Your output must hold every entry exactly as written and none of the pictures.

= Beginning of Section =

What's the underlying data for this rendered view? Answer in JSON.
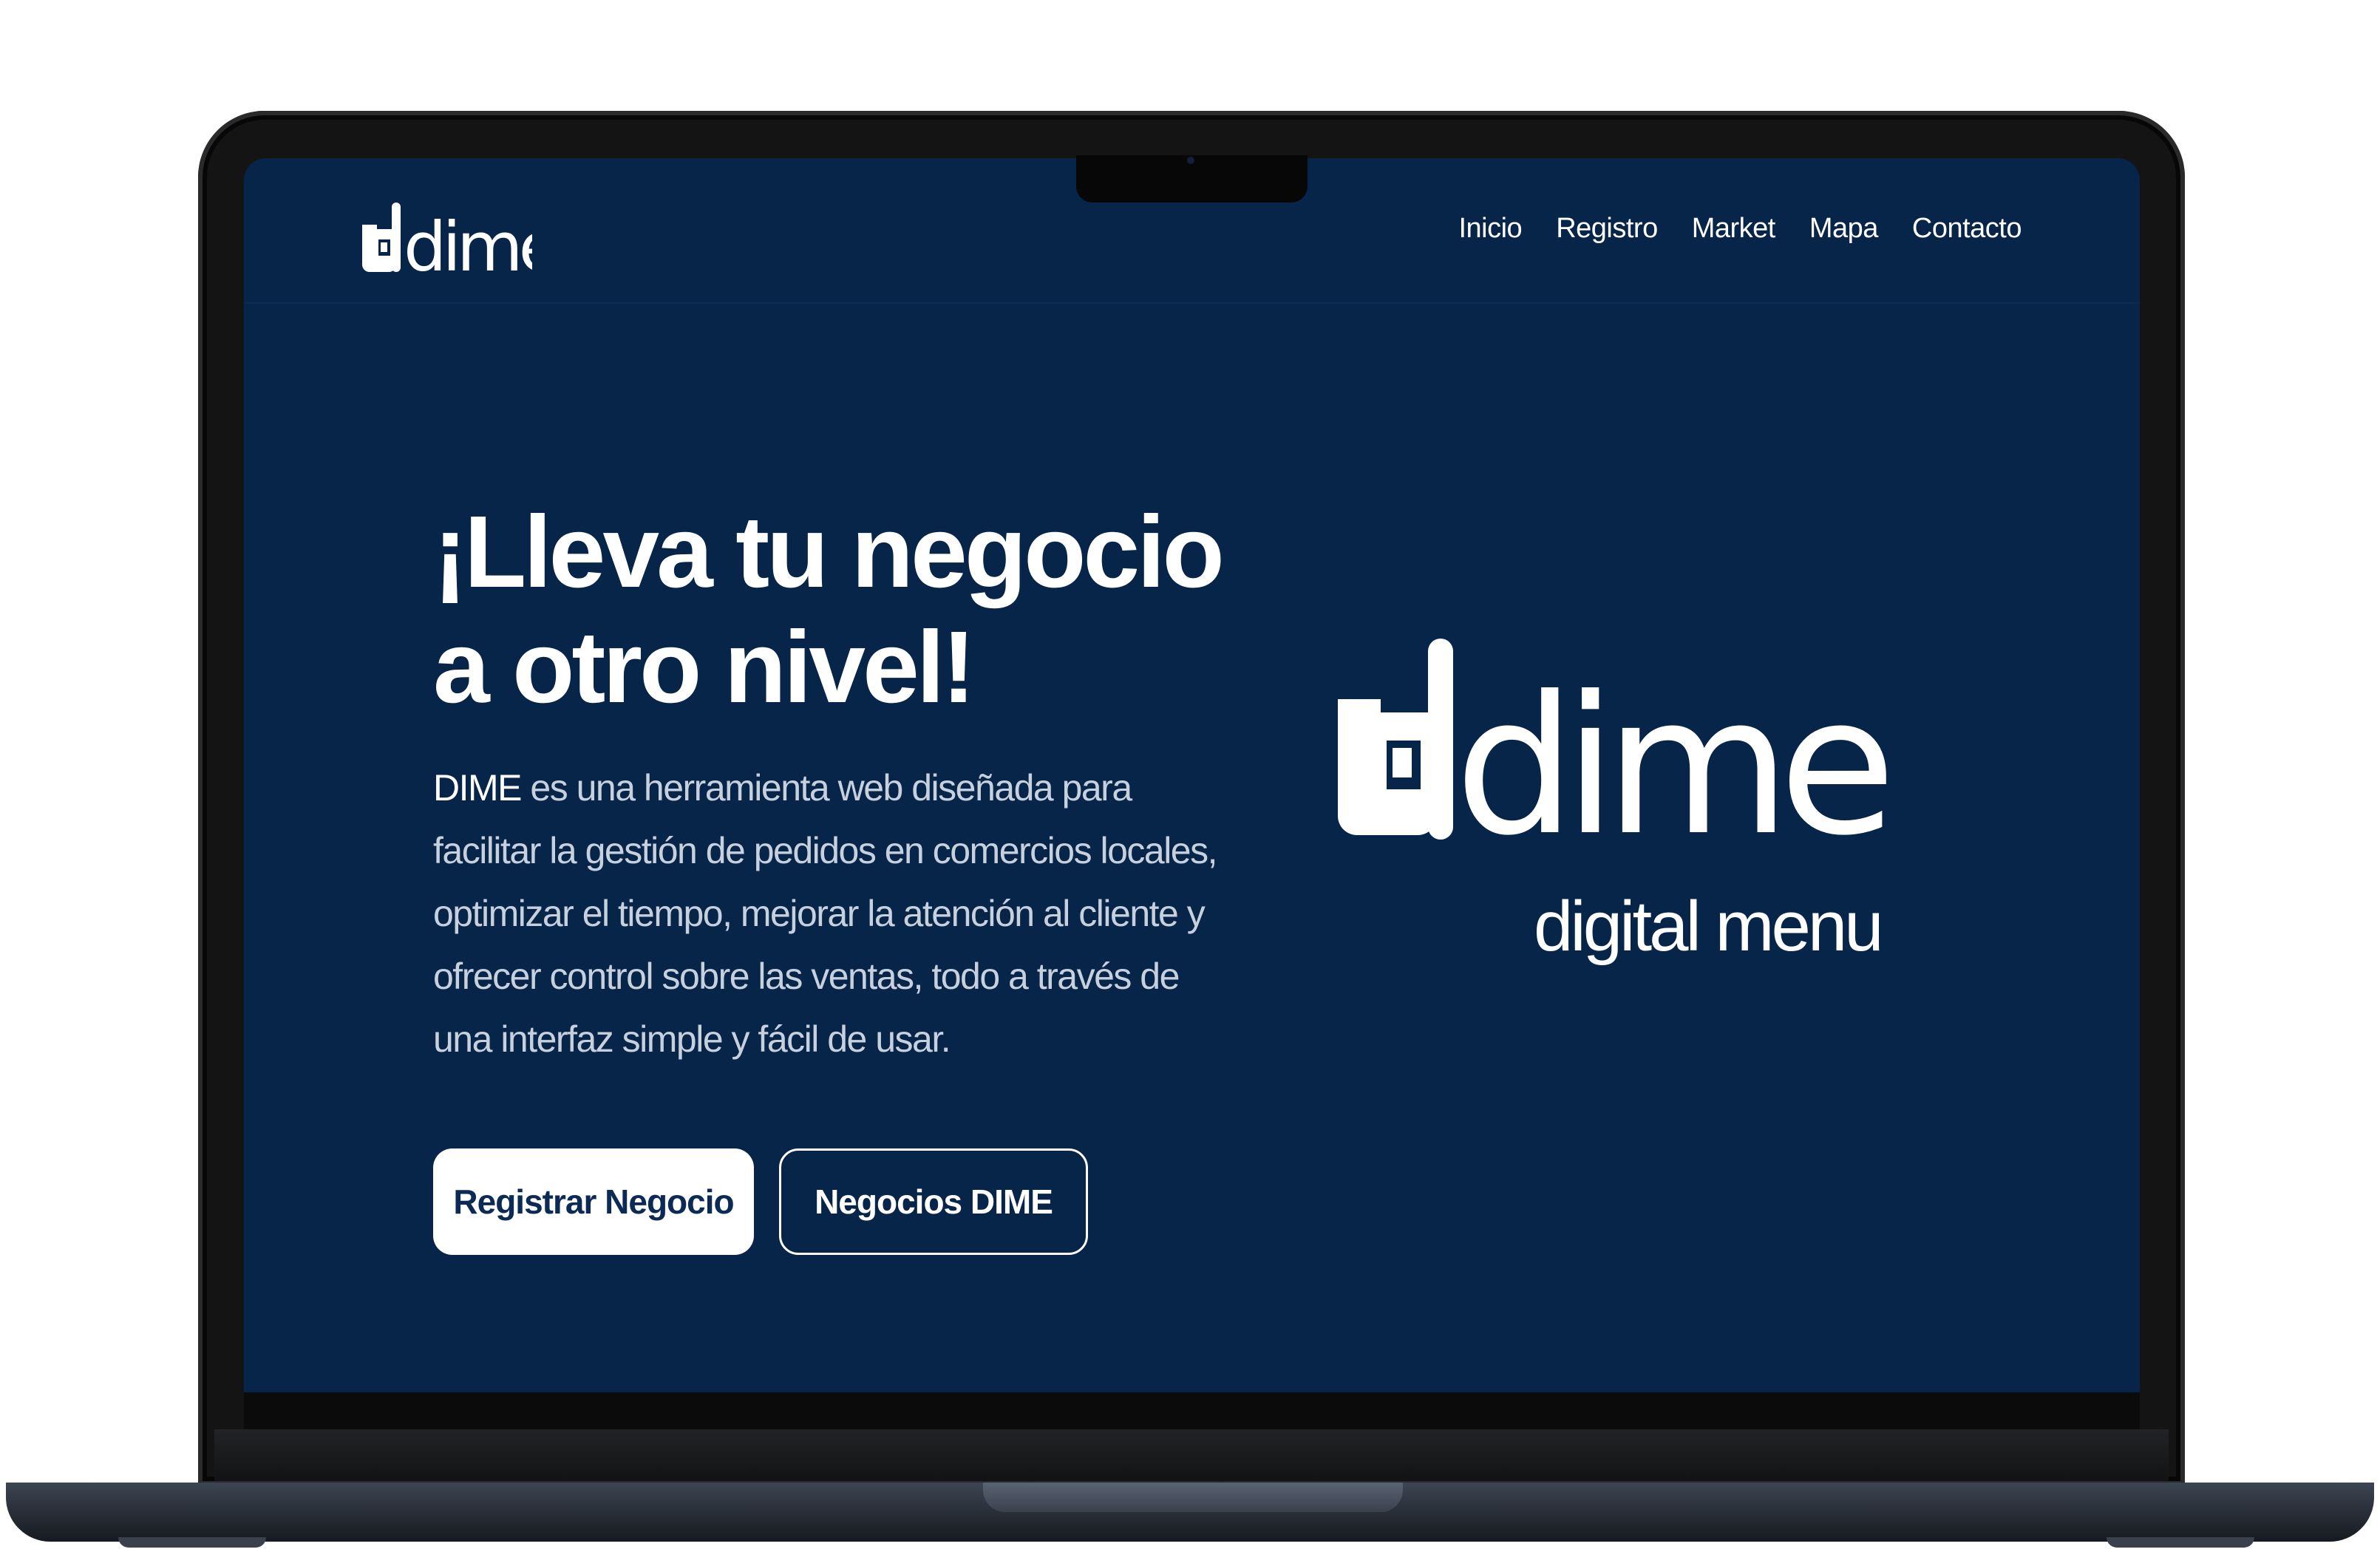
{
  "nav": {
    "logo_text": "dime",
    "links": [
      "Inicio",
      "Registro",
      "Market",
      "Mapa",
      "Contacto"
    ]
  },
  "hero": {
    "title": "¡Lleva tu negocio a otro nivel!",
    "brand_word": "DIME",
    "description": "es una herramienta web diseñada para facilitar la gestión de pedidos en comercios locales, optimizar el tiempo, mejorar la atención al cliente y ofrecer control sobre las ventas, todo a través de una interfaz simple y fácil de usar.",
    "primary_button": "Registrar Negocio",
    "secondary_button": "Negocios DIME",
    "logo_text": "dime",
    "logo_tagline": "digital menu"
  },
  "colors": {
    "background": "#072449",
    "text": "#ffffff",
    "button_text": "#0b2a55"
  }
}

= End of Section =

* Worked solution
What's the underlying data for this rendered view? Answer in JSON.
{
  "nav": {
    "logo_text": "dime",
    "links": [
      "Inicio",
      "Registro",
      "Market",
      "Mapa",
      "Contacto"
    ]
  },
  "hero": {
    "title": "¡Lleva tu negocio a otro nivel!",
    "brand_word": "DIME",
    "description": "es una herramienta web diseñada para facilitar la gestión de pedidos en comercios locales, optimizar el tiempo, mejorar la atención al cliente y ofrecer control sobre las ventas, todo a través de una interfaz simple y fácil de usar.",
    "primary_button": "Registrar Negocio",
    "secondary_button": "Negocios DIME",
    "logo_text": "dime",
    "logo_tagline": "digital menu"
  },
  "colors": {
    "background": "#072449",
    "text": "#ffffff",
    "button_text": "#0b2a55"
  }
}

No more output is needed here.